Yep – the sound of this summer alright: soggy, uninspiring and almost completely forgettable. There is no avoiding it; ex-Luscious Jackson vocalist/bassist Jill Cunniff’s first solo album is a stinker. Drippy vocals wrapped up in limp ’street beats’ and samples, with slick but mindless production. All the more disappointing as she’s been around the block and should know better – though I can’t say I’m a Luscious Jackson fan either. This sounds like an easily-led Pop Idol runner-up beaten into generic vaguely R’n’B / AOR solo girl shape by some domineering producer. It’s got no balls, or heart.

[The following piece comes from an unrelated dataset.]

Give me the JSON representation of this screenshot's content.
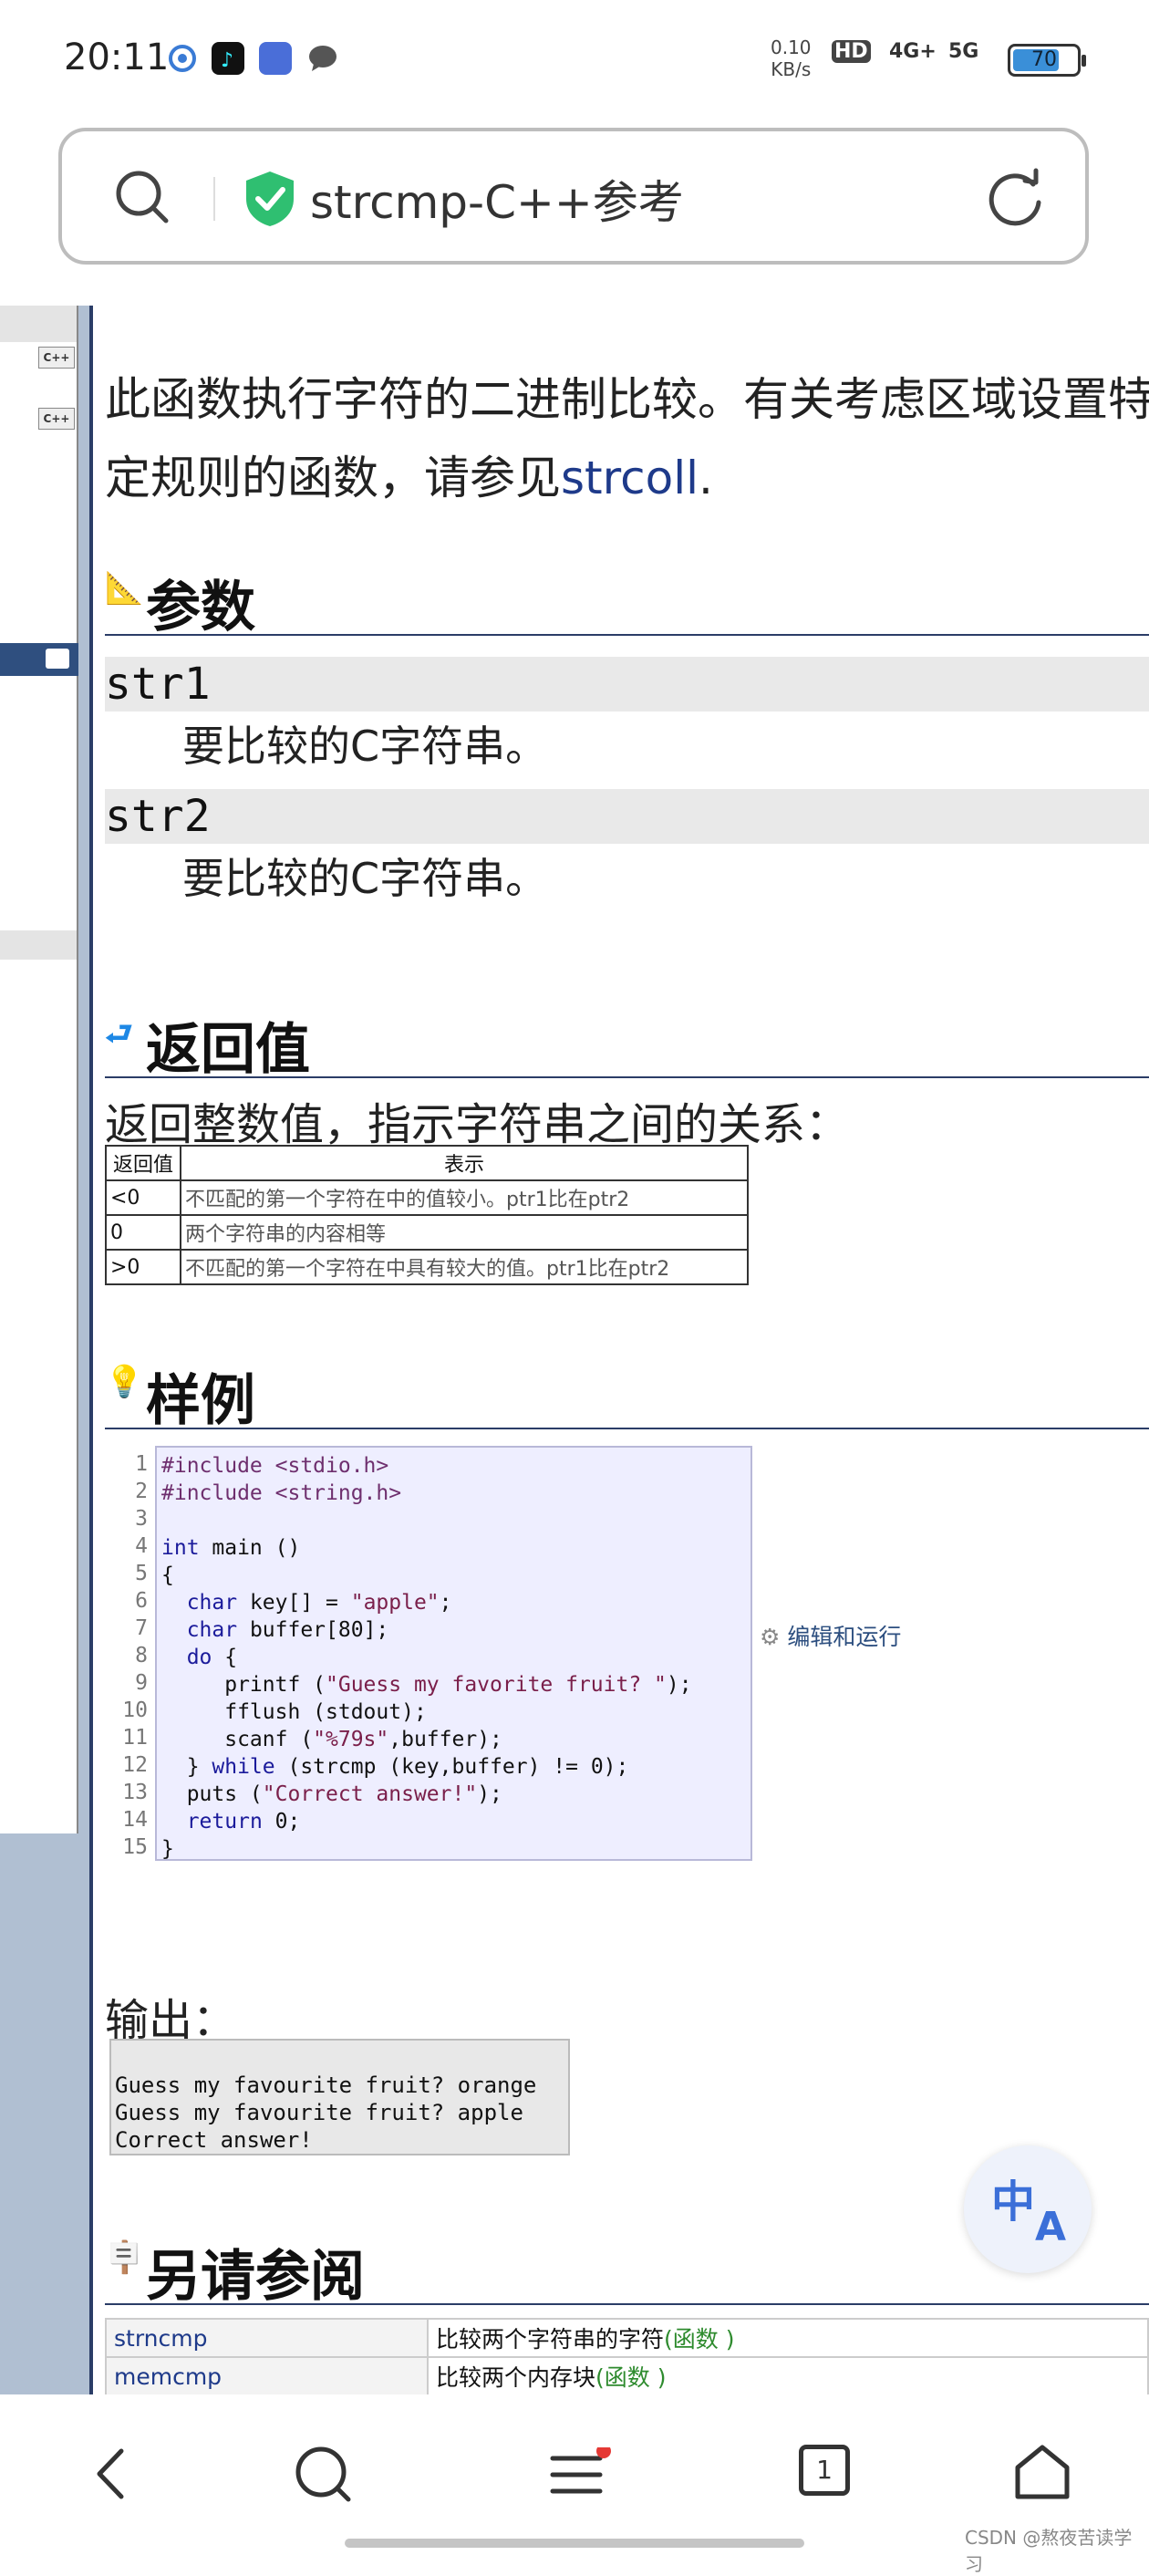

Only Warm Sound affords a hint of real atmosphere with a chilled groove and a vaguely interesting delivery – granted, the vocals are lush and melodic throughout. Apartment 3 has a tune that lingers in an 80’s James Bond soundtrack kind of way. The rest you’ll probably only hear behind some picture montage in One Tree Hill or some similar glossy twaddle – an edgy (NOT!) moral dilemma (Eye Candy) or boy bemoaning lost girl sequence (practically any of the others). Luscious Jackson have announced plans to reunite and are apparently recording a new album of songs for children. With the lyrics on display here, they may be right on track: “When it gets tough / Pick yourself up / And don’t give up” – Happy Warriors; “Can you hear the future call / We’re tearing down the shopping mall” – Future Call.
Yes, it gets that bad. Future Call brings back echoes of the ’futuristic’ Mad Max nightmare that was Duran Duran’s Wild Boys. In fact the whole album sounds dated and somehow subdued. I don’t know why I’m wasting so much time telling you all this, and I’m distraught that Emmylou Harris has been dragged into the mire – appearing on the last track Disconnection. There are two bonus tracks. Personally, I do not consider that a bonus.
I like unashamed pop done well (which actually raises it far above the mindless of course) as much as the next person, more so than the average TLOBF reader I’ll wager, but this has no spark. For a slice of something that actually succeeds in the genre, check out The Katydids eponymous poptastic classic from 1989, or the classy Lucky Soul from earlier this year. That’s still the sound of my summer. The percentage score only reflects the fact that it is so innocuous as to fail to even stir up any emotion of hatred either, and that I could just about hear Emmylou’s harmonies for a few seconds. Vacuous pap of the worst order – avoid.